Since 1995, TRMPC, a private, non-government and non-profit organization, has brought short-term medical clinics to Taiwan mountainous regions and underdeveloped countries around the world. In 2003, it joined “the Conference of Non-governmental Organizations in Consultative Relationship with the United Nations CONGO” as the only Taiwanese NGO.

Funded by Dr. Liu Chi-chun, the TRMPC has done 390 medical missions in 49 countries globally with the help of over 17,000 volunteers. Each volunteer pays for their own transportation and necessities, while Dr. Liu covers everything else. Although the organization did receive NGO funds for a few years, the required payments were mostly paid by Dr. Liu, his team, and considerate donors.

Dr. Liu visits a refuge camp in Macedonia in 1999. (Photo courtesy of TRMPC)

“Safety” and “security” are crucial to Dr. Liu. He always pre-visits the locations to review the safety level for his team and he strongly regards his work as something not to feel self-righteous about.

“Everyone wants to help those in need. If you have the chance to volunteer, you should be grateful that your expertise helped save lives.”

“Twenty-five years ago,” Dr. Liu sai: “I came across the newspaper that stated urgent help was needed in Jianshi Township, Hsinchu County and so, I went. That’s how Taiwan Root began. It was as simple as that.”

From the outset, the TRMPC focused on the indigenous populations in Taiwan’s mountain regions. Horrendous traffic conditions, poverty and an overall lower standard of living made them vulnerable to chronic health problems.

On one medical mission, a volunteering couple heading to Hsinchu had to take two separate vehicles so that, in case one car gets into trouble, the other could still go and help patients.

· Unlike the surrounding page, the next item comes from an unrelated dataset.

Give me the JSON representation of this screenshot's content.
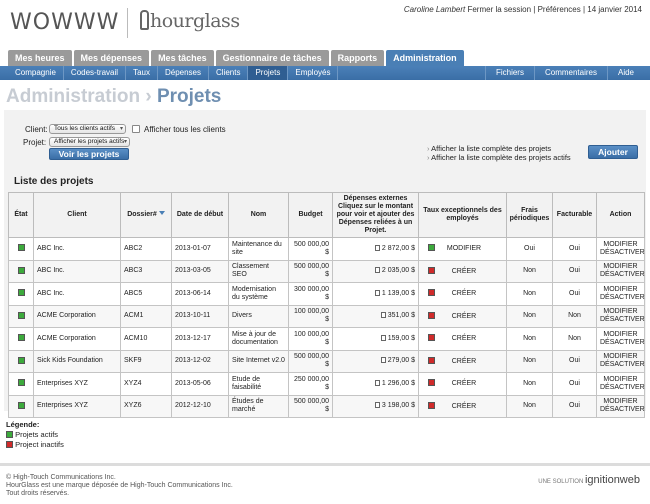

International missions are often for places where poverty or natural disasters hit hard, meaning local populations do not have sufficient medical supplies.

In 2002, Dr. Liu brought 45 volunteers to the Amazon River Basin. Among the many patients, Dr. Liu specifically recalled a frantic mother who brought her ill son to the TRMPC clinic.

The local doctors had told her that they couldn’t save her son and should bring him back home to wait for the inevitable. Devastated, the mother heard about Dr. Liu’s temporary clinic and begged for them to save her son.

The TRMPC team examined the boy and found an infection from a splinter in his neck that caused inflammation. After removing the piece of wood, the volunteers gave the boy antibiotics, ultimately leading to his full recovery.

Dr. Liu treats a patient in the Philippines in 2009. (Photo courtesy of TRMPC)

This year, the COVID-19 pandemic has affected TRMPC’s work, with all trips abroad halted. Even though Dr. Liu and his team want to help foreign countries in need of medical care, he is adamant to be loyal to his responsibilities: if he can’t guarantee the safety of his team at any given location, he will not bring any volunteers.

Volunteers come from all ages and backgrounds. As long as you are healthy, you are qualified to register via Taiwan Root’s website for all 18 projects (12 domestic and 6 international) on April 1 at noon annually.

Dr. Liu openly encourages the young generation to apply. He advises that one must be collaborative with their peers and offer help when someone’s in need.

Like the TRMPC motto, it is “Time for Taiwan to feedback its Love to the World”.